BACKGROUND: According to WHO, medication error (ME) is a subject that requires attention at all levels of care to reduce severe and preventable damage related to medication use. Clinical pharmacy practice standards have been proposed around the world so that the pharmacist, as part of a multidisciplinary health team, can help improve patient safety; however, further evidence derived from adequate studies is needed to demonstrate this. This study aims to assess the effect of a clinical pharmacy practice model (CPPM) in preventing MEs associated with the medication use process. METHODS: A prospective, stepped-wedge, cluster-randomized, controlled trial with a duration of 14 months will be performed to compare the effect of a CPPM along with the usual care process of patients in the Pablo Tobón Uribe Hospital (Medellin, Colombia). The study is designed as a cluster-randomized controlled trial, involving five hospital wards (clusters) and 720 patients. Medical wards are allocated to interventions using a stepped-wedge design. Clusters are initially assigned to the control group. After a 2-month observation period, hospital clusters were randomly allocated to the intervention group. Study outcomes will be assessed at baseline and at 2, 4, 6, 8, 10, and 12 months after randomization. The primary outcome will be to assess the effect of a CPPM on the incidence of medication errors associated with the medication use process. Drug-related problems and factors that contribute to the occurrence of MEs will be assessed as secondary outcomes. Statistical analyses will be performed using a mixed model, with the treatment group and time as fixed effects and the clustering structure as a random effect. Statistical analysis will be performed using Pearson chi-square tests and Student's t-tests, and a P value < 0.05 will be considered statistically significant. DISCUSSION: As far as we know, this is the first stepped-wedge, cluster-randomized, controlled trial designed to assess the change of a CPPM on the incidence of medication errors in a hospital in Colombia, and it could generate valuable information about a standardized and patient-centered clinical pharmacy model to improve the safety of inpatient care.

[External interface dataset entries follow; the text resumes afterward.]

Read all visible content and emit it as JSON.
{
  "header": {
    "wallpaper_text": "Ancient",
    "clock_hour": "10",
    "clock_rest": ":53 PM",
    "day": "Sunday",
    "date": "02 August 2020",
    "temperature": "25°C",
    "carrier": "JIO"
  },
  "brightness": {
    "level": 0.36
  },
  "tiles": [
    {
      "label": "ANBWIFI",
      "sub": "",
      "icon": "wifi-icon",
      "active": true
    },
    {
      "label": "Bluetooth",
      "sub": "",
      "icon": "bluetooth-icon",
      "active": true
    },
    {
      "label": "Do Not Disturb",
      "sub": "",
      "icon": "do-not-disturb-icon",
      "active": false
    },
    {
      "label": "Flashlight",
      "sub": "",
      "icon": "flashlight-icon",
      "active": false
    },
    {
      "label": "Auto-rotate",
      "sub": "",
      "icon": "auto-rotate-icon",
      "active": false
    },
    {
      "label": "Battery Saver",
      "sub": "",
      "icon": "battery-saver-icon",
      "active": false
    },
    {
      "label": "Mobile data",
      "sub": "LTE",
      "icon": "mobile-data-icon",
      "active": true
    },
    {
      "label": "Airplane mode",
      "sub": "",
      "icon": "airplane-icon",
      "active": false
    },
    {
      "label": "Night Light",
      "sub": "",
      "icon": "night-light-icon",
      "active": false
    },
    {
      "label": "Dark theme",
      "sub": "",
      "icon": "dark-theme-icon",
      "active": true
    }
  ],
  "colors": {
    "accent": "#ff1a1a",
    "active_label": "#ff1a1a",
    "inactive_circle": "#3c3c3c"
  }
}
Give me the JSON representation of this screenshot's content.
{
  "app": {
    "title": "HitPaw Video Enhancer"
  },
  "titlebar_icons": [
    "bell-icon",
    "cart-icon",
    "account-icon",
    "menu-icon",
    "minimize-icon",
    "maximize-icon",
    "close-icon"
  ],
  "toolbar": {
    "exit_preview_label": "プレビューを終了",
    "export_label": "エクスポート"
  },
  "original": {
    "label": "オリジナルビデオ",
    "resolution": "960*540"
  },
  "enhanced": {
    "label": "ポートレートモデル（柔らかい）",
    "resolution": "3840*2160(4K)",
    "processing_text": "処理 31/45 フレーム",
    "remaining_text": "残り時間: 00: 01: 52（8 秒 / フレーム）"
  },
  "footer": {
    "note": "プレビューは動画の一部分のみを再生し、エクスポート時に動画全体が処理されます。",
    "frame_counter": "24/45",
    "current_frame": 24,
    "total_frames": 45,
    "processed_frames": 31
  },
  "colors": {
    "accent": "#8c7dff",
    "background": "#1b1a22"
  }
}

TRIAL REGISTRATION:, NCT03338725. Registered on 9 November 2017. The first patient was randomized on 2 February 2018. PROTOCOL VERSION: 0010112018JG.

Errores de Medicación/estadística & datos numéricos , Modelos Organizacionales , Seguridad del Paciente , Servicio de Farmacia en Hospital/organización & administración , Adulto , Niño , Análisis por Conglomerados , Colombia , Femenino , Humanos , Incidencia , Masculino , Errores de Medicación/prevención & control , Persona de Mediana Edad , Estudios Prospectivos , Ensayos Clínicos Controlados Aleatorios como Asunto